The Niche Market
The Internet has enabled makers of niche markets to reach a global customer base. It started with vehicles like Ebay and Etsy, but it quickly expanded to include social media, remarketing, and networked banner buys. Looking to reach customers for organic alpaca yarn in Northern Canada? Need to connect with left-handed engineers in the ski industry? With digital you can target them effectively without the waste built-in to traditional media.

The New Kid on the Block
Digital has levelled the playing field, enabling new products from emerging companies to compete with established players. Using WordPress you can easily create a site that creates a world-class image. Social media helps you introduce new products to established audiences and even target your established competitors.

In short while digital hasn’t lessened the importance of a sound strategy, it has created tremendous opportunities for many companies.

Sean

Paid advertising on Facebook: the boost your content needs?

Pay us on FacebookIs Facebook marketing – you know, the “free” marketing all businesses should be taking advantage of – becoming a pay-to-play landscape?

In short, yes. But before we start bemoaning our budgets, let’s consider why this shift isn’t really a bad thing.

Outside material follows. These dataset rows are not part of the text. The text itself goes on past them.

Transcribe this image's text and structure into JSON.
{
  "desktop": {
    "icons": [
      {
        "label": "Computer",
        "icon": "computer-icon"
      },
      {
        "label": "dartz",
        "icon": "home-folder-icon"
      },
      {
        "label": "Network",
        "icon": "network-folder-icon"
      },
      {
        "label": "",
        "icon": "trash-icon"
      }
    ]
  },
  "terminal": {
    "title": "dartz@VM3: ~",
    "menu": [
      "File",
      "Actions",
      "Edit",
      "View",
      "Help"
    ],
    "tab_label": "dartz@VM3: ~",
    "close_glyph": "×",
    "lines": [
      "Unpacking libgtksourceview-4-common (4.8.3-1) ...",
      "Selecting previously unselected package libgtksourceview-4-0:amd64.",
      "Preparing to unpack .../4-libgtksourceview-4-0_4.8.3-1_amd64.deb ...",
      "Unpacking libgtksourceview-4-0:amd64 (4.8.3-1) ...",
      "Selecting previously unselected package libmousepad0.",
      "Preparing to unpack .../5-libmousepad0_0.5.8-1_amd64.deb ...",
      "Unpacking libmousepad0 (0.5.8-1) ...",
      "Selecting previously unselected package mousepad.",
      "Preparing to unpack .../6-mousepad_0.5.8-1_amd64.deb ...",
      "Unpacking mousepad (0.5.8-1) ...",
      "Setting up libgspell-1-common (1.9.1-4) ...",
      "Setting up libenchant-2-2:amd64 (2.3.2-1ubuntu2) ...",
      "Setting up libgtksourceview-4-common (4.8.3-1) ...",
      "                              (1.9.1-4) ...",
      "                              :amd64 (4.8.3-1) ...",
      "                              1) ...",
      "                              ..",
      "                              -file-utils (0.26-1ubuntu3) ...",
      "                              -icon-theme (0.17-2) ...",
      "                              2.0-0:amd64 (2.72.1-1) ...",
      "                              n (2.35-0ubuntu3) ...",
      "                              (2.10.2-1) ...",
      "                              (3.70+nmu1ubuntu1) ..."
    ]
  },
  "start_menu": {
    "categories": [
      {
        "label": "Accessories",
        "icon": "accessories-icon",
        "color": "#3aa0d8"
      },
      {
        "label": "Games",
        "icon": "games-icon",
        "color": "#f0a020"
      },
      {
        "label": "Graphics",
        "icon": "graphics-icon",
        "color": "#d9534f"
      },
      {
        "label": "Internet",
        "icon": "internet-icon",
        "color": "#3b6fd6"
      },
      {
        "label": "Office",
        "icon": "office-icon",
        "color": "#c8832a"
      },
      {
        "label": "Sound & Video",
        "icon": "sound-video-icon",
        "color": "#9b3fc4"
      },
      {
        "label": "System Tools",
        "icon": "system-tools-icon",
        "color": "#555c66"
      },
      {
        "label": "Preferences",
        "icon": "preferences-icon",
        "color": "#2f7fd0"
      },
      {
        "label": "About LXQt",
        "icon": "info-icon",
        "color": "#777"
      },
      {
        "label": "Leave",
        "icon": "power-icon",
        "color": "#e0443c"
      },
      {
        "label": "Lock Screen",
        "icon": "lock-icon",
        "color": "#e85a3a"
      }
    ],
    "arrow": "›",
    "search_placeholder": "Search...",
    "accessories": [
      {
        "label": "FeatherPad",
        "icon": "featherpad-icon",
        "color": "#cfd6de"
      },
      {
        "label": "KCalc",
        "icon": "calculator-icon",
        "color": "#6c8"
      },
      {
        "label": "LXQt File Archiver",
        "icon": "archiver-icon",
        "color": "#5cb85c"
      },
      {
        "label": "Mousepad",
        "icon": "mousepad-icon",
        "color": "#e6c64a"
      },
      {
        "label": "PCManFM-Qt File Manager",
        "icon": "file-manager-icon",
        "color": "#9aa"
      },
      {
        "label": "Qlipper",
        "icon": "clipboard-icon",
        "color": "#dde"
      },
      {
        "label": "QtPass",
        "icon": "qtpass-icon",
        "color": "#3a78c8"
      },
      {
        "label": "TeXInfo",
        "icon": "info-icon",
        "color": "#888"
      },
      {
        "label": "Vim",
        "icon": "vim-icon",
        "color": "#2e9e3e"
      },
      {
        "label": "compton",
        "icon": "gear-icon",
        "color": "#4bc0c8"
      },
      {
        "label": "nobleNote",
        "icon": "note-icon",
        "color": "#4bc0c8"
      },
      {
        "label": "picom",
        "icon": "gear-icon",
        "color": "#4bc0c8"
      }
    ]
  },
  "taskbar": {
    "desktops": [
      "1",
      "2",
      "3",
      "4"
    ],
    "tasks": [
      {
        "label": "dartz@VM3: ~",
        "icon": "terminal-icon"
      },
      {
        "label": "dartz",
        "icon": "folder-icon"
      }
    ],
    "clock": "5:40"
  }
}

  1. Facebook realigned its algorithms so that individual newsfeeds focus more on friends and family of the individual, rather than businesses or publishing outlets. While this does make it more difficult to get those organic eyeballs on your business content without coughing up some dough, the move was designed to keep users happy. If the users aren’t happy, or all they see is clickbait, they abandon the platform. In short: we WANT Facebook to keep the users happy so that we have an audience to market to in the first place.
  2. These changes are driven by a desire to cut through clutter and see relevant content – and Facebook advertising has targeting features designed to get you in front of the audience most relevant to you. Not everyone on Facebook wants or needs the product or service you’re selling. As Facebook continues to gather data on its users and adjust newsfeeds to keep them happy, it gives marketers access in the form of targeting tools to make sure we’re reaching the right people.
  3. Social media marketing is only as good as the content behind it. The same few bucks we cough up to target that relevant audience may also make us pause and think “Is this post worth the money?” Does it offer the user something of value or drive an action? Is the wording concise, clear, and spelled/punctuated correctly? Do links point to appropriate areas of your website? No one wants to waste money – we may put more thought into posts we have to pay for.
  4. It’s not THAT expensive. (I know, I know, some of you are probably thinking I should have led with this one, but the three items above are more important.) Facebook offers three different paid advertising levels, starting with the easy-to-deploy and very inexpensive Boost Post. A very minimal investment can greatly increase the number of eyeballs on your content.

No one really likes to spend money, especially on things we’ve been accustomed to thinking of as free. However, it’s worth remembering that your posts may be reaching as little as 2% of your followers organically. A few dollars will not only give you more visibility and increased reach, but could improve your content – and your audience – as well.

-Amy